[[ PROVIDED DATA open ]]
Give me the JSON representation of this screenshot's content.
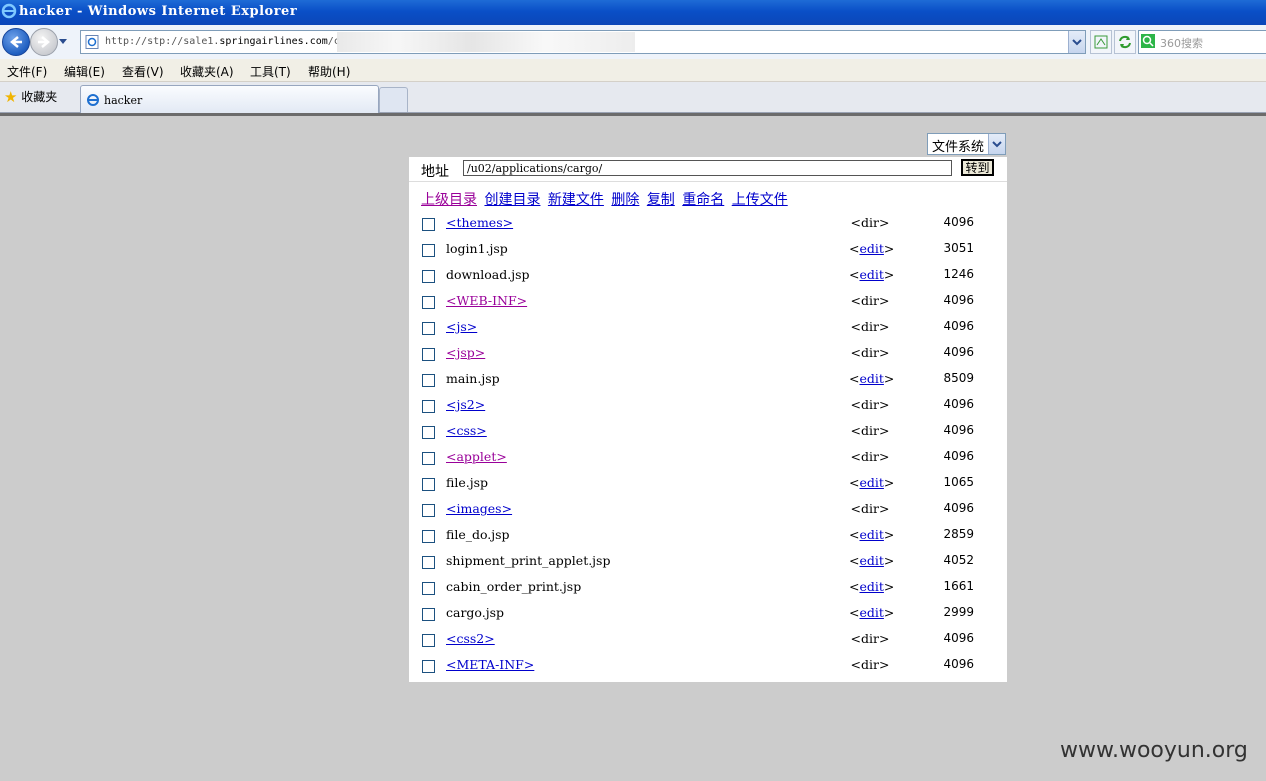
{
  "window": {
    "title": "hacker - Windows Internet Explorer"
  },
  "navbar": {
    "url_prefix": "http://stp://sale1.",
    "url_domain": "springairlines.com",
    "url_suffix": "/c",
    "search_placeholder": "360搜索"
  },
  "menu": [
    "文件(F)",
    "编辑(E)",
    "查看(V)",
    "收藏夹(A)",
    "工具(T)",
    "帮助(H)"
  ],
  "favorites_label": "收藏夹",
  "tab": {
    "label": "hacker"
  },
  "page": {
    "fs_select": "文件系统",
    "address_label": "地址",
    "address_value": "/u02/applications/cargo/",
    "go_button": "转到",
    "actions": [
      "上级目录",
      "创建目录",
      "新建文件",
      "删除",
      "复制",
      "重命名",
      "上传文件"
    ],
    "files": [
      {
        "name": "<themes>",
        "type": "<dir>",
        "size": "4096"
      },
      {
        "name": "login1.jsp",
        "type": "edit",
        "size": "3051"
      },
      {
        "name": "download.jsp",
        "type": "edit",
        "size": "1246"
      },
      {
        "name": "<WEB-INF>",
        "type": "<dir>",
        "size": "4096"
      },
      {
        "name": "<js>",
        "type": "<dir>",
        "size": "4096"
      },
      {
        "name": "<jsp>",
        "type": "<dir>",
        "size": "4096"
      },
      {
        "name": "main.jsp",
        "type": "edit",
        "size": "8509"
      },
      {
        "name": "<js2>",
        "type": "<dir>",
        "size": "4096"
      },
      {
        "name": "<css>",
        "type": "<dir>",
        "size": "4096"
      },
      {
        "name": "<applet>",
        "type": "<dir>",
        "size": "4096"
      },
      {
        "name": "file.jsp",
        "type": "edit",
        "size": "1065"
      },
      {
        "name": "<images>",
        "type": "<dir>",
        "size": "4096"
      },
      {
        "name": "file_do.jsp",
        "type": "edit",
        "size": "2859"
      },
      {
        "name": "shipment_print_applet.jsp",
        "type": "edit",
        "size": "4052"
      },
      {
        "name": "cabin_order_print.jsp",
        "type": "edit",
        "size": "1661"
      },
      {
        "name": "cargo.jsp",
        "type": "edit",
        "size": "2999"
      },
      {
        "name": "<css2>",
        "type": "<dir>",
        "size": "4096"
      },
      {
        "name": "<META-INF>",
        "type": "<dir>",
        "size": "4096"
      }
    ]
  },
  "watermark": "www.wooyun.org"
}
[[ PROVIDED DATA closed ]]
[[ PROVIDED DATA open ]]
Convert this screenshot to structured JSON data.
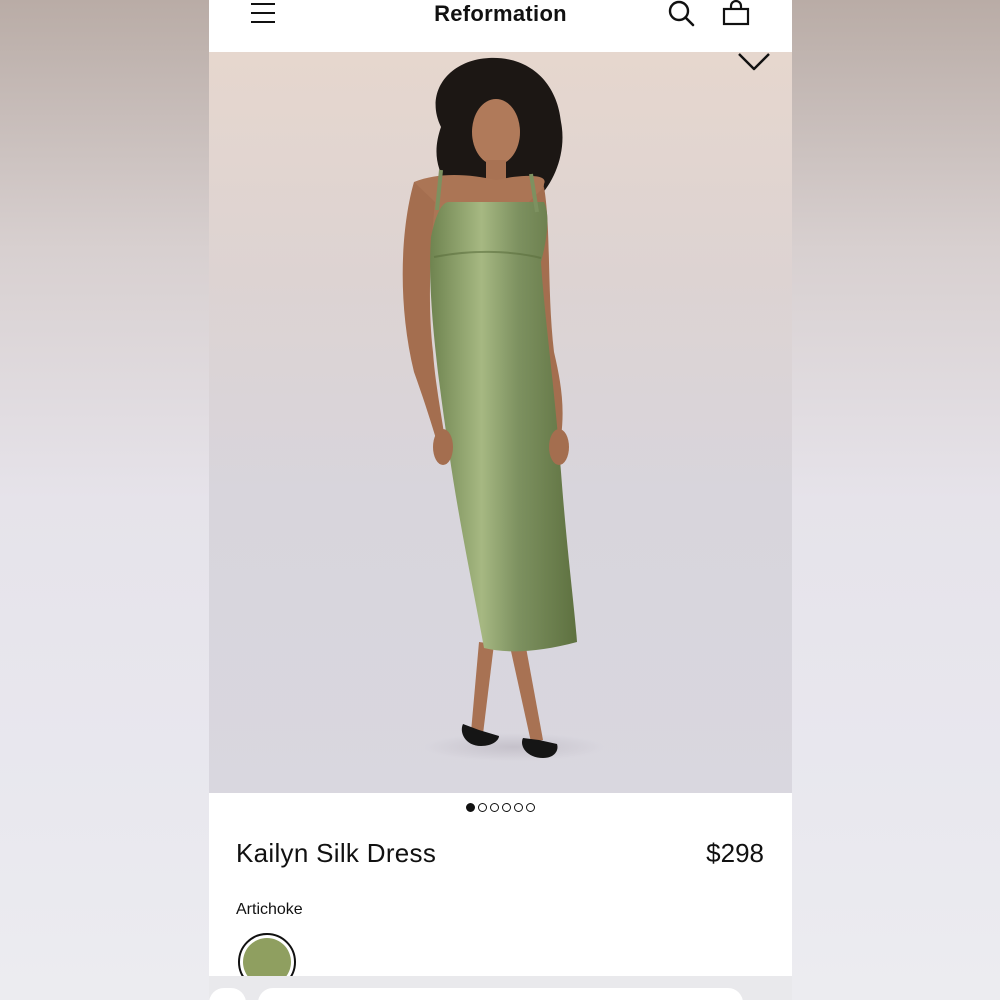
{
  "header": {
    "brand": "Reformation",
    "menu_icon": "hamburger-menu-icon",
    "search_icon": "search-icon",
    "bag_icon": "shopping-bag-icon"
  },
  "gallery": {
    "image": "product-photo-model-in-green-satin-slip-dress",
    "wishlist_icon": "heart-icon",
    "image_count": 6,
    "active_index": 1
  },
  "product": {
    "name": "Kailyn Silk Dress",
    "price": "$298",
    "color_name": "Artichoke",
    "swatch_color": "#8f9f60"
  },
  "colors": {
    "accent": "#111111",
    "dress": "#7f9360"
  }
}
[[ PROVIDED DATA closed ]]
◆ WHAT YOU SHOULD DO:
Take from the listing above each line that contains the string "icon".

◆ COMPLETED TASK:
    "menu_icon": "hamburger-menu-icon",
    "search_icon": "search-icon",
    "bag_icon": "shopping-bag-icon"
    "wishlist_icon": "heart-icon",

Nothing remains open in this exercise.